By way of a second example, YAG crystal left in a mixture of 84.4 weight percent of potassium nitrate and 15.6 weight percent of potassium hydroxide, at 600 degrees centigrade for a time in excess of 16 hours, was recovered intact and undamaged, save for a very slight amount of visible surface etching that was associated with an almost imperceptible amount of weight loss. The YAG crystal so treated was not damaged and in every way fit for its intended use.
It is thus appreciated that in accordance with the invention as herein described and shown in the Figure, a method for chemically machining rhenium, rhenium and tungsten alloy, and group 5b and 6b metals that employs chemical machining agents that are not harmful to oxide crystals that include YAG and YAG based crystals, garnets, corundum crystals, and ceramic oxides, has been provided.
The foregoing description of a preferred embodiment of the invention has been presented for purposes of illustration and description.
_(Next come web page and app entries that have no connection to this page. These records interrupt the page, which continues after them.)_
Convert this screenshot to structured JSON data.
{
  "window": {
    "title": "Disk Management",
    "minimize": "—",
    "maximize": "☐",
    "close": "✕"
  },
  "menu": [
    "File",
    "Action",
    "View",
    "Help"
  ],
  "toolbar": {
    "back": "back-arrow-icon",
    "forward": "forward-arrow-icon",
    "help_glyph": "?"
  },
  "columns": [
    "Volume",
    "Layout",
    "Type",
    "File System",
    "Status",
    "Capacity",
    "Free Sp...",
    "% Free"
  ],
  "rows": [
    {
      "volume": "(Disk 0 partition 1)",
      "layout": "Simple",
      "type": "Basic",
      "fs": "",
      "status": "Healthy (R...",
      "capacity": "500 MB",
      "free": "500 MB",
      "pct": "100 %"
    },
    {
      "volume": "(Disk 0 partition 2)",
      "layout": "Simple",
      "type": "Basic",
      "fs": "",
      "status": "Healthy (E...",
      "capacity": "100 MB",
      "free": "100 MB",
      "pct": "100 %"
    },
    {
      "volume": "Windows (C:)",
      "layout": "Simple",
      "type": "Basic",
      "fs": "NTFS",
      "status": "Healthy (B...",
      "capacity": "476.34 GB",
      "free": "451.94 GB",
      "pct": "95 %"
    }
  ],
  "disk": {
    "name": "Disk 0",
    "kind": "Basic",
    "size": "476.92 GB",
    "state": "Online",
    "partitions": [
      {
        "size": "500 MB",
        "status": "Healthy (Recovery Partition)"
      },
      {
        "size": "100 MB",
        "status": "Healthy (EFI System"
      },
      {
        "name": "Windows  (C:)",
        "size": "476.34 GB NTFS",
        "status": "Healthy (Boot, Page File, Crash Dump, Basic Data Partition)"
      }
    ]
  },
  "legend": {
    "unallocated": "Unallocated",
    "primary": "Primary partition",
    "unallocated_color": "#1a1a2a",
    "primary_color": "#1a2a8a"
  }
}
It is not intended to be exhaustive or to limit the invention to the precise form disclosed, and obviously many modifications and variations are possible in light of the above teaching. For example, it is believed that various mixtures of other alkali nitrates, or nitrites, and other alkali hydroxides, may be used to chemically machine various enveloping containers of a nature and composition similar to those discussed above, by methods and techniques similar to those discussed herein. The embodiment was chosen and described in order to best explain the principles of the invention and its practical application to thereby enable others skilled in the art to best utilize the invention in various embodiments and with various modifications as are suited to the particular use contemplated. It is intended that the scope of the invention be defined by the claims appended hereto.